Monday, October 20, 2008


Our pumpkins having been safely brought home from the pumpkin patch, now the next step begins. I would like to call it a carving contest. But let's be honest, it really is no contest. Keith definitely has the upper hand in this area.

We always carve the boys' pumpkins first. Roman, now that he is older, always designs his own. He draws out what he wants on paper. He then draws it on his pumpkin with marker. And then, I cut it out for him. Roman is the only one who seems to want to do anything that is traditional Halloween for his pumpkin.

Blaise, hard at work on his pumpkin

Roman, showing off his handiwork

Roman's finished jack-o'-lantern

We always try to choose something cute for Blaise, something we think he will like. Keith usually ends up doing this pumpkin as well, since cute usually means a little complicated as well. This year, it's a lion. (Okay, maybe not "cute," but definitely Blaise.)

Blaise's pumpkin: a lion

Close up of Blaise's (well, Keith's) lion

Every year, my indecisiveness makes itself known, since I can never decide what to carve on my pumpkin. For the last several years, after hours wasted on the internet looking at pumpkin stencils, I always fall into default mode and carve a flower. This year, I branched out into another direction: art. Thus, Mona Lisa. Or at least, an attempt of Mona Lisa.

My pumpkin: Mona Lisa

Keith is the "master carver" in our house. He has more patience and attention to detail that I do. Every year, Keith tries to see if he can challenge himself. After some of the best pumpkin stencils were taken off the web due to some copyright technicality, we thought we wouldn't be able to find any more decent stencils.
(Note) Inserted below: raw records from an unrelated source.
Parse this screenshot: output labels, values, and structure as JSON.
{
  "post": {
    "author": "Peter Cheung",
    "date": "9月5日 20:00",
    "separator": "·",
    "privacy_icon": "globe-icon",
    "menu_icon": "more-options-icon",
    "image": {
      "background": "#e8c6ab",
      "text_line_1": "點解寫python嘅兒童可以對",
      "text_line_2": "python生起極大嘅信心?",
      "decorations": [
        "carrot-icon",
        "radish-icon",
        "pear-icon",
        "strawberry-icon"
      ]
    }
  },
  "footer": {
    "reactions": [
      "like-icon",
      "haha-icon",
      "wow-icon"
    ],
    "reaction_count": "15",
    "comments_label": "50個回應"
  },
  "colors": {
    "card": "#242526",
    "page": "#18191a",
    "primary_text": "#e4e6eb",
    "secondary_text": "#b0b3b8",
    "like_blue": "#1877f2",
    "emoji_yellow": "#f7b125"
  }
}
But there still are some, hidden in obscure places.

Here are the steps of developing a masterpiece jack-0'-lantern:

Step 1: Find the perfect stencil
This year, it comes from Stoneykins. This Jack Sparrow pattern was perfect.

This is what the stencil looks like when it is printed

Step 2: Transfer the pattern to the pumpkin, and carve, carve, carve. Keith estimates he spent 6 hours transferring the pattern (punching holes along the edges of the pattern) and then carving the pattern out.

This is what the pumpkin will look like when the carving is done.
(Or what it can look like if you are good at it)

Step 3: Light up! You always wonder how the pumpkin will look like after all that time spent carving. And you never know, until you light the candle.

Keith's pumpkin: Captain Jack Sparrow

Close up of Keith's pumpkin
The detail in the face is impressive

Every year, the pumpkins keep getting better. Keith is no longer allowed to say that he is not artistic. I mean, just look at what he make with a knife and a pumpkin!

(If anyone wants me to post pictures of pumpkins from previous years, just let me know.)


  1. Wow Katherine, Keith is an artist you're right. That's awesome. Makes me want to carve pumpkins.

  2. Keith is amazing, isn't he. And it even looks like Johnny Depp!

  3. They turned out awesome! I would love to see the pictures from the previous years, please post them.

  4. So, I've posted the pictures from the last couple years. Enjoy!